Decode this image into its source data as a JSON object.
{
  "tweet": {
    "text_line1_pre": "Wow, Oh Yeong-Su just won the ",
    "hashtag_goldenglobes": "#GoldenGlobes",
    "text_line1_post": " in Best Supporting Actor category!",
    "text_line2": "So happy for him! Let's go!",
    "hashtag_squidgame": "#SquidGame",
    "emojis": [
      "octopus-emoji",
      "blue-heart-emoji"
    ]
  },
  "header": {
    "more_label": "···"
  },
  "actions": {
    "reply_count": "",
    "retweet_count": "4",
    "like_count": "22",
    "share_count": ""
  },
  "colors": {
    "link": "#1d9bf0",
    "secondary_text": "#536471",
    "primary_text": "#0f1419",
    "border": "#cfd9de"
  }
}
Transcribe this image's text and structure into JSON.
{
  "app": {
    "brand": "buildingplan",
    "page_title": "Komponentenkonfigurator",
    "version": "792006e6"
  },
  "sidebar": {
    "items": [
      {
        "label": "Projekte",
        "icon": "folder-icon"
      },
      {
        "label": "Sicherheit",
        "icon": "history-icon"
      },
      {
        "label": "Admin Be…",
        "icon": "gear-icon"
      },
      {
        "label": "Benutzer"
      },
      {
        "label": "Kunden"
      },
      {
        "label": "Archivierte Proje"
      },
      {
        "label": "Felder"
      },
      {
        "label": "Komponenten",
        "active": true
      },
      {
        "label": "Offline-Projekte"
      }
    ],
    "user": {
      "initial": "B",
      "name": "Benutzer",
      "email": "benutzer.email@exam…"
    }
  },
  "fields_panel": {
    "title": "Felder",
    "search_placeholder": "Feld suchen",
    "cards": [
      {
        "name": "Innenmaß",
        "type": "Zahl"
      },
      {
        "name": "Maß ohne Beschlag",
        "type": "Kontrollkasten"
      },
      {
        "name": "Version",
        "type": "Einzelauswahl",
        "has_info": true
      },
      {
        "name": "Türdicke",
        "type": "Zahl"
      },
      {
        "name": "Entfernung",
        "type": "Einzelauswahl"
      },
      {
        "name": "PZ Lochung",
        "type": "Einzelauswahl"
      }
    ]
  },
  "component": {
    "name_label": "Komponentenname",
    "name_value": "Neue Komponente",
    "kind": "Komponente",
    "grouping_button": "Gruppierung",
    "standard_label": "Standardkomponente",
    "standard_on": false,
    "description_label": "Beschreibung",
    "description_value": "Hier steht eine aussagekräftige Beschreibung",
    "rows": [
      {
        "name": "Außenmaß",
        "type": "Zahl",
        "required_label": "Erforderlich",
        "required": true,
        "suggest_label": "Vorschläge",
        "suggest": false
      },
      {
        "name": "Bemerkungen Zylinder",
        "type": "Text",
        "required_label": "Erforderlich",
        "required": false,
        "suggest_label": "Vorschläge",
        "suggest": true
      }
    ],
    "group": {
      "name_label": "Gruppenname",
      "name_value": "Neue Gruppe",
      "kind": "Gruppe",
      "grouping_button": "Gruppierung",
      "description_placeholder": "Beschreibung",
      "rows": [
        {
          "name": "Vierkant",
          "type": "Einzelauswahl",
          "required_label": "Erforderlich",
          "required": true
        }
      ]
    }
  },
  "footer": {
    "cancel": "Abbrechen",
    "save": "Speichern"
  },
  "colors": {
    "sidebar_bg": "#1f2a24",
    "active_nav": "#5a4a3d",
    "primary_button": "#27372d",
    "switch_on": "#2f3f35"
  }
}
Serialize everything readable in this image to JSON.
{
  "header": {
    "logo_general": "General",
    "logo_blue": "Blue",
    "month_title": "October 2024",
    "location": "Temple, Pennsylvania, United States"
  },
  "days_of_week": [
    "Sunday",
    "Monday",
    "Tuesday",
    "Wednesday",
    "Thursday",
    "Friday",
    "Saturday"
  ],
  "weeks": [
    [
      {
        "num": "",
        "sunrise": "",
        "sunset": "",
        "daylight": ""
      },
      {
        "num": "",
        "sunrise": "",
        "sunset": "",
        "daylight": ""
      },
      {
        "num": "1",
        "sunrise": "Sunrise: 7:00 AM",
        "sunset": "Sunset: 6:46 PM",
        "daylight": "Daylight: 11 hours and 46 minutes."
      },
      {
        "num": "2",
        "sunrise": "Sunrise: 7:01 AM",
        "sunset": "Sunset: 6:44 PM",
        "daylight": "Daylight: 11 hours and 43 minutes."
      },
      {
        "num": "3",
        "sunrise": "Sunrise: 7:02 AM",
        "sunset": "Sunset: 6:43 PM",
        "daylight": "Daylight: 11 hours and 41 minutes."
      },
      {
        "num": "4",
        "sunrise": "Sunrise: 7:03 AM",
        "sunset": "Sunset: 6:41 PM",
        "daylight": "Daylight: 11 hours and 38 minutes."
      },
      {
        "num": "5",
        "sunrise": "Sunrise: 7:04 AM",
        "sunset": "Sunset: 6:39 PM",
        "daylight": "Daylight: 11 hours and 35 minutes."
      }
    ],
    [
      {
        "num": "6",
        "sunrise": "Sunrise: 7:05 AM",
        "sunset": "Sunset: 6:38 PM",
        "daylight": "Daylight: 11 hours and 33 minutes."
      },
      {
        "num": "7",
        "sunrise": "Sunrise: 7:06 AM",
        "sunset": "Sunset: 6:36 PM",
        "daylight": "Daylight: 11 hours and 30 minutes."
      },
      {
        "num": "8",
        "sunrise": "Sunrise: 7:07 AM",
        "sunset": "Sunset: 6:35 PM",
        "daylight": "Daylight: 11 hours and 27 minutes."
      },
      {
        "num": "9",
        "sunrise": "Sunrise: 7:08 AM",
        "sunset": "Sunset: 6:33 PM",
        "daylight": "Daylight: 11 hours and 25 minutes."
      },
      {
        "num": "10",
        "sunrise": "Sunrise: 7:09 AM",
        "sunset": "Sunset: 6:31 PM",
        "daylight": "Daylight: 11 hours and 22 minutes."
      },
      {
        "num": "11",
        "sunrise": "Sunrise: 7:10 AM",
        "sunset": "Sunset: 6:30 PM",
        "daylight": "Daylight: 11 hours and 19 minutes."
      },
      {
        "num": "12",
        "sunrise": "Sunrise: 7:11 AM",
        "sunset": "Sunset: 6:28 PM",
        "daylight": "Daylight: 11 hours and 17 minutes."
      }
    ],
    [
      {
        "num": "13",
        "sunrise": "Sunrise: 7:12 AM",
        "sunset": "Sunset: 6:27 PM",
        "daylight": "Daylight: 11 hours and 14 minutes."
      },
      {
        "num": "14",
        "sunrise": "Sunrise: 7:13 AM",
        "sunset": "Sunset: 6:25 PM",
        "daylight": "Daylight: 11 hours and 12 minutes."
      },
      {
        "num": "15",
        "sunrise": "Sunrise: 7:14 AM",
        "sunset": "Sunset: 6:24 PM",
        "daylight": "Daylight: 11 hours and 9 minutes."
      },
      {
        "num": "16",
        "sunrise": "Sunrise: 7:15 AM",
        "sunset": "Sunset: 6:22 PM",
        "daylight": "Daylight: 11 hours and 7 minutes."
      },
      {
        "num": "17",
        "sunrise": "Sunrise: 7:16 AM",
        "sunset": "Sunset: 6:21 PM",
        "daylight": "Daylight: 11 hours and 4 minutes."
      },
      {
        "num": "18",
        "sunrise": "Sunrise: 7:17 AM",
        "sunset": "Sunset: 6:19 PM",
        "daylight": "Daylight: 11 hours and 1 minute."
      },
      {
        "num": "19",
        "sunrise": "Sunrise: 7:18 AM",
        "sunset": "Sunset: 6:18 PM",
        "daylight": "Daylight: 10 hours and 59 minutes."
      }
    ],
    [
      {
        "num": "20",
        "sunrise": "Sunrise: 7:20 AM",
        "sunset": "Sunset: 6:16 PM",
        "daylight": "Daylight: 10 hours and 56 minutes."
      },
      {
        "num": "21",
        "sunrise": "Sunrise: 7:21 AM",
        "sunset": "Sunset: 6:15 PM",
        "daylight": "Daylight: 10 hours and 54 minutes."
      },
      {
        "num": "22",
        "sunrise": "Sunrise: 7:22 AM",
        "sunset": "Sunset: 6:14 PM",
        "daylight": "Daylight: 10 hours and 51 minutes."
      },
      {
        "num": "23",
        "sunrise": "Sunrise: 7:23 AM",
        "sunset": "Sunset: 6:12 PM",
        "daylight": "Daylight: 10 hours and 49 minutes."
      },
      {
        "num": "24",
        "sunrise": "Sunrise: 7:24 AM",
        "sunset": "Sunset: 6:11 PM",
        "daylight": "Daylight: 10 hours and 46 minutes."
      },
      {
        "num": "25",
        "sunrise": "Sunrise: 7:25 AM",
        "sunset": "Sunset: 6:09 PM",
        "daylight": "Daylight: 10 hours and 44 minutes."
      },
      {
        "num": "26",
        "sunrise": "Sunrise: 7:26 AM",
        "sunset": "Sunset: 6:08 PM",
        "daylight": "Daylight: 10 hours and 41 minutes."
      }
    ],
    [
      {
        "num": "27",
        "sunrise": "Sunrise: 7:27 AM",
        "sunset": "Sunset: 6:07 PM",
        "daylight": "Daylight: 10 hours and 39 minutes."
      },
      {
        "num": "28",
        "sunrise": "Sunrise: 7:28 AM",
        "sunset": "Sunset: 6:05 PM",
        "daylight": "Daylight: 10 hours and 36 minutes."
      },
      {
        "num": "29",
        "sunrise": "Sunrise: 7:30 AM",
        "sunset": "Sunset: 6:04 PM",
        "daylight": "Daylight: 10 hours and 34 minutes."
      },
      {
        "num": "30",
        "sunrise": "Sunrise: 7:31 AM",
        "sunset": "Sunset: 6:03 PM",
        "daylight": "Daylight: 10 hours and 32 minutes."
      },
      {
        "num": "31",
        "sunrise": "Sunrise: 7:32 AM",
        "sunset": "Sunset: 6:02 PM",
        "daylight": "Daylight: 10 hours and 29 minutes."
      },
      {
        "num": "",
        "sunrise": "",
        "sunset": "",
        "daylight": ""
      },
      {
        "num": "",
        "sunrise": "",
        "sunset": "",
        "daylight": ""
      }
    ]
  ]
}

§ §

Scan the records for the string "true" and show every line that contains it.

        "active": true
        "has_info": true
        "required": true,
        "suggest": true
          "required": true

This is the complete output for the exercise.